So, a current hot copyright infringement legal dispute involves Malcolm X’s family and Chicago’s Third World Press. Third World Press purchased the rights from X Legacy, LLC. (Malcom X’s estate) to publish his diary, set to release late November.
The family filed a suit alleging that Third World Press did not have authority to publish Malcolm X’s diary.
I know you are thinking…so, did they just jack the diary?
No, Third World Press didn’t jack it. They had a written agreement purchasing the rights, signed by Malcolm X’s daughter Ilyasah Al-Shabazz, a co-editor of the book. The family is saying that Ilysah didn’t have the authority to sell the rights, and act alone. There are several other living children. The family requested and the Court awarded, a Temporary Restraining Order. The books cannot be sold or distributed until January 31, after a preliminary injunction hearing. Depending on the outcome, the publisher may have to wait until the case ends before they release the book (if they win of course).
Let’s talk business + what this means for you.
According to the Tribune,
[Tweet “As a small business owner, it’s so easy to get caught into the doing part of your biz”] that you forget to tend to some of the things that aren’t as pressing at the moment. Why? Because the clients get priority over our own affairs.
Johnson [of Third World Press] said the publisher’s attorneys want to view X Legacy’s operational agreement to try to understand “who owns what and who has the authority to do what…He added that the operational agreement was not included in the documents attached to the lawsuit and that Al-Shabazz also has not produced it.”
Are you guilty? Raise your hand. *slowly raising mine*
An operating agreement (referred to in the Tribune as an operational agreement) is the bible of a Limited Liability Company (LLC). It addresses important issues such as
- Who has management rights in the company?
- What are the limits on their authority?
- What situations require approval by other members and what does that approval look like? For example, is it a majority or unanimous vote.
The operating agreement is critical for all LLCs, even when there is one member (owner). Beyond it being your Business Bible it is one thing that demonstrates you are running an actual business. What do I mean by that? Before you set up the business. It was just you. Once you created the business, it’s you (the individual) and your business (the entity). You are not your business, you are a component of it. The operating agreement defines your role as the member (owner) and your duty to the business.

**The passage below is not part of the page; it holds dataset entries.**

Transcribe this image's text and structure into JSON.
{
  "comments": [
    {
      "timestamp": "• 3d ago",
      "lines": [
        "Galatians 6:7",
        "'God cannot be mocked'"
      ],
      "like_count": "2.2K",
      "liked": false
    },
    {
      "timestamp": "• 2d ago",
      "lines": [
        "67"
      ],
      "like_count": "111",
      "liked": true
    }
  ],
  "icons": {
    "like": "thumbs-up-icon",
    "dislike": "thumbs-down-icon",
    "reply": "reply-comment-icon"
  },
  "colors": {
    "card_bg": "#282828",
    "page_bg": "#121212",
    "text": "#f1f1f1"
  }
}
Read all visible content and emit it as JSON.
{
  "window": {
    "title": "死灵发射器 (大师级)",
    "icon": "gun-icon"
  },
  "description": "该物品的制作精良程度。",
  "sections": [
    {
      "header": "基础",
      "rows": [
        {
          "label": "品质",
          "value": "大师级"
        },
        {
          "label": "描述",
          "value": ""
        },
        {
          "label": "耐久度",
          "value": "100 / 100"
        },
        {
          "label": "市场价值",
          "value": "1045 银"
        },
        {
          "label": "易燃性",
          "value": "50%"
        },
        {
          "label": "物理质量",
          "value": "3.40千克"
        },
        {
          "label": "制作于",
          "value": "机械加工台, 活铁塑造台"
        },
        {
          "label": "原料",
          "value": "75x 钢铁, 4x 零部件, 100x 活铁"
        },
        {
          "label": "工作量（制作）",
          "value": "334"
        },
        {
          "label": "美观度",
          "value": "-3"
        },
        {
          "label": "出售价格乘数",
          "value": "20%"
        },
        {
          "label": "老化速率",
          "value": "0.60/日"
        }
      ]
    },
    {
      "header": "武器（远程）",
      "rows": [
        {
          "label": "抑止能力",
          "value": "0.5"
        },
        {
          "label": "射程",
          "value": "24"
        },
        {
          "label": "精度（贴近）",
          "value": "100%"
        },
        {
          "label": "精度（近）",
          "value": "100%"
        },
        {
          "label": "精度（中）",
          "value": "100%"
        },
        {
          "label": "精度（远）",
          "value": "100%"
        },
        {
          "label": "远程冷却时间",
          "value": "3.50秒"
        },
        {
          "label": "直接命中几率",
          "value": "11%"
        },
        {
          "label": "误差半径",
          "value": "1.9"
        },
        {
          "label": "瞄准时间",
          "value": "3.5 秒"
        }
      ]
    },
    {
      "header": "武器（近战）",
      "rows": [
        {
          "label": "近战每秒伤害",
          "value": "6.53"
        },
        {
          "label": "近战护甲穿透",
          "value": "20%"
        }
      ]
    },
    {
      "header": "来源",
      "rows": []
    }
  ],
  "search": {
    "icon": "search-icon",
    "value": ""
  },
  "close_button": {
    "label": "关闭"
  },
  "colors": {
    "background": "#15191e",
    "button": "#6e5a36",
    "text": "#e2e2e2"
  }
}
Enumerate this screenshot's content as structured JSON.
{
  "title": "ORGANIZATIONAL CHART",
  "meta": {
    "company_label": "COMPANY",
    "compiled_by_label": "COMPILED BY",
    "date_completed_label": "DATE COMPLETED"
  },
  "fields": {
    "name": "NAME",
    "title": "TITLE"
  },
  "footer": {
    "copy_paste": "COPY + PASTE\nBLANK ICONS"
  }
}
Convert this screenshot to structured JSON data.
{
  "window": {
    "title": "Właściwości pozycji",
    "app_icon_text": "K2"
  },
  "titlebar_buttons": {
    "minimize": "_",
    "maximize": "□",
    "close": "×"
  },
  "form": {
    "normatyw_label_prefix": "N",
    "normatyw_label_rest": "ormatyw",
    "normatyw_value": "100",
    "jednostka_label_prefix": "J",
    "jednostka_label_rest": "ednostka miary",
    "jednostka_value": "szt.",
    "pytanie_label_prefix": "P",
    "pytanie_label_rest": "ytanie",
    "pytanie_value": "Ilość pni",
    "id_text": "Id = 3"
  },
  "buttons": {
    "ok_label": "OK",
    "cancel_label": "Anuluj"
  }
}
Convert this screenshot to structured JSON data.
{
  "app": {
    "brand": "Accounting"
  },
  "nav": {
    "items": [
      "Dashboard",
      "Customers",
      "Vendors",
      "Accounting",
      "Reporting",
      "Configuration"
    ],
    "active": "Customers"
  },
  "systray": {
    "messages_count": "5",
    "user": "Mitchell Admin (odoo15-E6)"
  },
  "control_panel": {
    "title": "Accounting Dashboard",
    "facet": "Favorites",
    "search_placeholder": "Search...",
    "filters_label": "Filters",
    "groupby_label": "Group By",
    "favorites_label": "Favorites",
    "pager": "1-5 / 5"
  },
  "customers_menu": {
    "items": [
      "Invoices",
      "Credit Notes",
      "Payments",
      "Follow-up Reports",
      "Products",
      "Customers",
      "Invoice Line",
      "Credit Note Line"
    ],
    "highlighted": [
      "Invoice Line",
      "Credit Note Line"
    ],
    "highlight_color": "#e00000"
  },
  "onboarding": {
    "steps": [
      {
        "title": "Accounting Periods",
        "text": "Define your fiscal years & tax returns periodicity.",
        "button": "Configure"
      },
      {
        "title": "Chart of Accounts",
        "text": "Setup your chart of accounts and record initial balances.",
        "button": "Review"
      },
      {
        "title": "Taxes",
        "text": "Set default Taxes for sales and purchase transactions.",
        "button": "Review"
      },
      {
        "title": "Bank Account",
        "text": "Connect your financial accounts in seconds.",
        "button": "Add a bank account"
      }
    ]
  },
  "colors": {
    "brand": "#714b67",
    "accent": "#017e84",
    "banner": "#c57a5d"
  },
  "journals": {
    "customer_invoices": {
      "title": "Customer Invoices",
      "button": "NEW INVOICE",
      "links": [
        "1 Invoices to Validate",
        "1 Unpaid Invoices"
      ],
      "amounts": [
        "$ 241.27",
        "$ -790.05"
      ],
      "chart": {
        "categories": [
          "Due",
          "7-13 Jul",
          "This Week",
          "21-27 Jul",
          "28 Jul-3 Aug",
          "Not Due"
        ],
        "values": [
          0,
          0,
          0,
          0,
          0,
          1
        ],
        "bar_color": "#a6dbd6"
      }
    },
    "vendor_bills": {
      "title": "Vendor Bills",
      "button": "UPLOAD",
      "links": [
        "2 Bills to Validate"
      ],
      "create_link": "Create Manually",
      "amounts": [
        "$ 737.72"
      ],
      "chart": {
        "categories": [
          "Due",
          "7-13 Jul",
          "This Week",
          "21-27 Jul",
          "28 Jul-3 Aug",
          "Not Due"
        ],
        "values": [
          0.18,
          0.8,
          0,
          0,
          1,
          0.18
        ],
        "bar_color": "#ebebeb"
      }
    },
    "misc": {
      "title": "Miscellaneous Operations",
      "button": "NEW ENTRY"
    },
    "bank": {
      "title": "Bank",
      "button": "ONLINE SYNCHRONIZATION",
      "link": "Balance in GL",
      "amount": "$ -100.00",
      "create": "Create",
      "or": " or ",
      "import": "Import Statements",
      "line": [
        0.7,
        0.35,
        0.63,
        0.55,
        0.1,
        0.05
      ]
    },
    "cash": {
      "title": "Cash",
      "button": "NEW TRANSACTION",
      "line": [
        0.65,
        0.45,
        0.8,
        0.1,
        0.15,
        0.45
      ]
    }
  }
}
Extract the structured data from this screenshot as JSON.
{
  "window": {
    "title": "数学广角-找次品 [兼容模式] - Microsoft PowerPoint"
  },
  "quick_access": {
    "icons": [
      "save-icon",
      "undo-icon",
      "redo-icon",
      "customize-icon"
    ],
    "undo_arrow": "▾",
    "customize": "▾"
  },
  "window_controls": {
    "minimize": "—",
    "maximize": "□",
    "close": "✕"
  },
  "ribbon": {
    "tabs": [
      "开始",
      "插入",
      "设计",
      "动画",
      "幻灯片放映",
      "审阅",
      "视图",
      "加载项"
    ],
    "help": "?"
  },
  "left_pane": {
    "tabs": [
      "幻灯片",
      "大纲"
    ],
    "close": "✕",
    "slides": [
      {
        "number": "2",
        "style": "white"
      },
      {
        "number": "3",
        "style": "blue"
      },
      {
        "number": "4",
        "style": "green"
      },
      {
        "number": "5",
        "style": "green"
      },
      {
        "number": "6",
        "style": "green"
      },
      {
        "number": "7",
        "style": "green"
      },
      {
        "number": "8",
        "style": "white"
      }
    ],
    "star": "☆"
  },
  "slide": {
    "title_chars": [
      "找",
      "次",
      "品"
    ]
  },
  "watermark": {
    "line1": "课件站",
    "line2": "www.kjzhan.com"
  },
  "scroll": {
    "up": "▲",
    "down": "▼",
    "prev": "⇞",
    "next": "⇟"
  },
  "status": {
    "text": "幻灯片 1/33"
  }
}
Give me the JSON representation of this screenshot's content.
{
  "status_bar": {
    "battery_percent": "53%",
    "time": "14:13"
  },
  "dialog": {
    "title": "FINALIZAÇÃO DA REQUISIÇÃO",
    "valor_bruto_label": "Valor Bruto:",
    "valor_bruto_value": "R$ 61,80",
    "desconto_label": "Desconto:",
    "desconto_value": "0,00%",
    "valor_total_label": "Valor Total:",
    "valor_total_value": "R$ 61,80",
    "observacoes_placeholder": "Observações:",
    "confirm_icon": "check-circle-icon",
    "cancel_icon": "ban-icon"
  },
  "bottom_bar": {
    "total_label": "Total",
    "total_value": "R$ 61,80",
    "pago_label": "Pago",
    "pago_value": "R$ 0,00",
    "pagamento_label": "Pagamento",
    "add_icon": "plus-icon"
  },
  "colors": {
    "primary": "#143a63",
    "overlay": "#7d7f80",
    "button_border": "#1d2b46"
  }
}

Do you have an operating agreement for your LLC? If you don’t, it needs to be a priority.
You can read the full scoop at the Chicago Tribune‘s website.
Photo Credit: Steve Mohundro (smohundro)